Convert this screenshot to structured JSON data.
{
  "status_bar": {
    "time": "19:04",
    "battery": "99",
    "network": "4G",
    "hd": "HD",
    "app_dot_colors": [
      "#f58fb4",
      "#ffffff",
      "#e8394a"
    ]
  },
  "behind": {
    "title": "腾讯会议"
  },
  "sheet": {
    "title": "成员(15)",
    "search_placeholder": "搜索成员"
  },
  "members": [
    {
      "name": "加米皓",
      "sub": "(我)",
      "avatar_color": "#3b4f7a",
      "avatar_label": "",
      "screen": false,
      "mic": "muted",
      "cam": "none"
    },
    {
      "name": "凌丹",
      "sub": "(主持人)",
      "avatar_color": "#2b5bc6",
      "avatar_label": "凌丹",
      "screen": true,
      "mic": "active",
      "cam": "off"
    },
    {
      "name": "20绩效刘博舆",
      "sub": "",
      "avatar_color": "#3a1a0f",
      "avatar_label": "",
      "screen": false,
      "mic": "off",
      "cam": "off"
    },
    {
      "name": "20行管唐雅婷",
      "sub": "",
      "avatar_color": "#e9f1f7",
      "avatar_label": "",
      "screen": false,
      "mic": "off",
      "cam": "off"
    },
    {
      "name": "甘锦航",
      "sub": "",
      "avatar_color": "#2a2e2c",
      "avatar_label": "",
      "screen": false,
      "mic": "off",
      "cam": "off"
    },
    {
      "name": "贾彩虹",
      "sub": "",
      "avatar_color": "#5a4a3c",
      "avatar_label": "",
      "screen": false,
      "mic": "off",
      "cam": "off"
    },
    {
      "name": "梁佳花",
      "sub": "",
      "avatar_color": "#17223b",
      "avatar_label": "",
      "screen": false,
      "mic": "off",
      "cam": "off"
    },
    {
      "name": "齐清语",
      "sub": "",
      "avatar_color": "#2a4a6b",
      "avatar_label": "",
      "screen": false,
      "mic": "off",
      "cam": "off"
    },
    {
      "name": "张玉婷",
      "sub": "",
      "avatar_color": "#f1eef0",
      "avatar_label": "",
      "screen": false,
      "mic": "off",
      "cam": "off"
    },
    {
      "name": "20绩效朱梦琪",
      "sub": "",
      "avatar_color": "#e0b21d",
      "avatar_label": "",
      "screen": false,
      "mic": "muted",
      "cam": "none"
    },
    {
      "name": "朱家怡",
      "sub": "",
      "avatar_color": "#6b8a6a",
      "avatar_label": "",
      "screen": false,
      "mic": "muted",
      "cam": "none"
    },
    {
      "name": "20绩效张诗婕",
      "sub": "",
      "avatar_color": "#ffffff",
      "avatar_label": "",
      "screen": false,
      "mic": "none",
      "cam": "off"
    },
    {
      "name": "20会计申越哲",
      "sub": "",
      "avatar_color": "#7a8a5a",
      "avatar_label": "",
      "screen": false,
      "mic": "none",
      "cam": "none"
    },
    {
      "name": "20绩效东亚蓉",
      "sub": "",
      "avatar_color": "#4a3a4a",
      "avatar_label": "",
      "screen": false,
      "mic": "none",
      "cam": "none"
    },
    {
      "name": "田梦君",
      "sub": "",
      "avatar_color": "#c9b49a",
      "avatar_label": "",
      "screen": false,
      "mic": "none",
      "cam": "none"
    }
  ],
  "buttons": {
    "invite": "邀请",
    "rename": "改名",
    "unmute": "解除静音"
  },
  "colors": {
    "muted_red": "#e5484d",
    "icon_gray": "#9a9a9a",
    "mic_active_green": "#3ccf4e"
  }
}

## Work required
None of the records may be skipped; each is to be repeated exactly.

## Task output
Convert this screenshot to structured JSON data.
{
  "status_bar": {
    "time": "19:04",
    "battery": "99",
    "network": "4G",
    "hd": "HD",
    "app_dot_colors": [
      "#f58fb4",
      "#ffffff",
      "#e8394a"
    ]
  },
  "behind": {
    "title": "腾讯会议"
  },
  "sheet": {
    "title": "成员(15)",
    "search_placeholder": "搜索成员"
  },
  "members": [
    {
      "name": "加米皓",
      "sub": "(我)",
      "avatar_color": "#3b4f7a",
      "avatar_label": "",
      "screen": false,
      "mic": "muted",
      "cam": "none"
    },
    {
      "name": "凌丹",
      "sub": "(主持人)",
      "avatar_color": "#2b5bc6",
      "avatar_label": "凌丹",
      "screen": true,
      "mic": "active",
      "cam": "off"
    },
    {
      "name": "20绩效刘博舆",
      "sub": "",
      "avatar_color": "#3a1a0f",
      "avatar_label": "",
      "screen": false,
      "mic": "off",
      "cam": "off"
    },
    {
      "name": "20行管唐雅婷",
      "sub": "",
      "avatar_color": "#e9f1f7",
      "avatar_label": "",
      "screen": false,
      "mic": "off",
      "cam": "off"
    },
    {
      "name": "甘锦航",
      "sub": "",
      "avatar_color": "#2a2e2c",
      "avatar_label": "",
      "screen": false,
      "mic": "off",
      "cam": "off"
    },
    {
      "name": "贾彩虹",
      "sub": "",
      "avatar_color": "#5a4a3c",
      "avatar_label": "",
      "screen": false,
      "mic": "off",
      "cam": "off"
    },
    {
      "name": "梁佳花",
      "sub": "",
      "avatar_color": "#17223b",
      "avatar_label": "",
      "screen": false,
      "mic": "off",
      "cam": "off"
    },
    {
      "name": "齐清语",
      "sub": "",
      "avatar_color": "#2a4a6b",
      "avatar_label": "",
      "screen": false,
      "mic": "off",
      "cam": "off"
    },
    {
      "name": "张玉婷",
      "sub": "",
      "avatar_color": "#f1eef0",
      "avatar_label": "",
      "screen": false,
      "mic": "off",
      "cam": "off"
    },
    {
      "name": "20绩效朱梦琪",
      "sub": "",
      "avatar_color": "#e0b21d",
      "avatar_label": "",
      "screen": false,
      "mic": "muted",
      "cam": "none"
    },
    {
      "name": "朱家怡",
      "sub": "",
      "avatar_color": "#6b8a6a",
      "avatar_label": "",
      "screen": false,
      "mic": "muted",
      "cam": "none"
    },
    {
      "name": "20绩效张诗婕",
      "sub": "",
      "avatar_color": "#ffffff",
      "avatar_label": "",
      "screen": false,
      "mic": "none",
      "cam": "off"
    },
    {
      "name": "20会计申越哲",
      "sub": "",
      "avatar_color": "#7a8a5a",
      "avatar_label": "",
      "screen": false,
      "mic": "none",
      "cam": "none"
    },
    {
      "name": "20绩效东亚蓉",
      "sub": "",
      "avatar_color": "#4a3a4a",
      "avatar_label": "",
      "screen": false,
      "mic": "none",
      "cam": "none"
    },
    {
      "name": "田梦君",
      "sub": "",
      "avatar_color": "#c9b49a",
      "avatar_label": "",
      "screen": false,
      "mic": "none",
      "cam": "none"
    }
  ],
  "buttons": {
    "invite": "邀请",
    "rename": "改名",
    "unmute": "解除静音"
  },
  "colors": {
    "muted_red": "#e5484d",
    "icon_gray": "#9a9a9a",
    "mic_active_green": "#3ccf4e"
  }
}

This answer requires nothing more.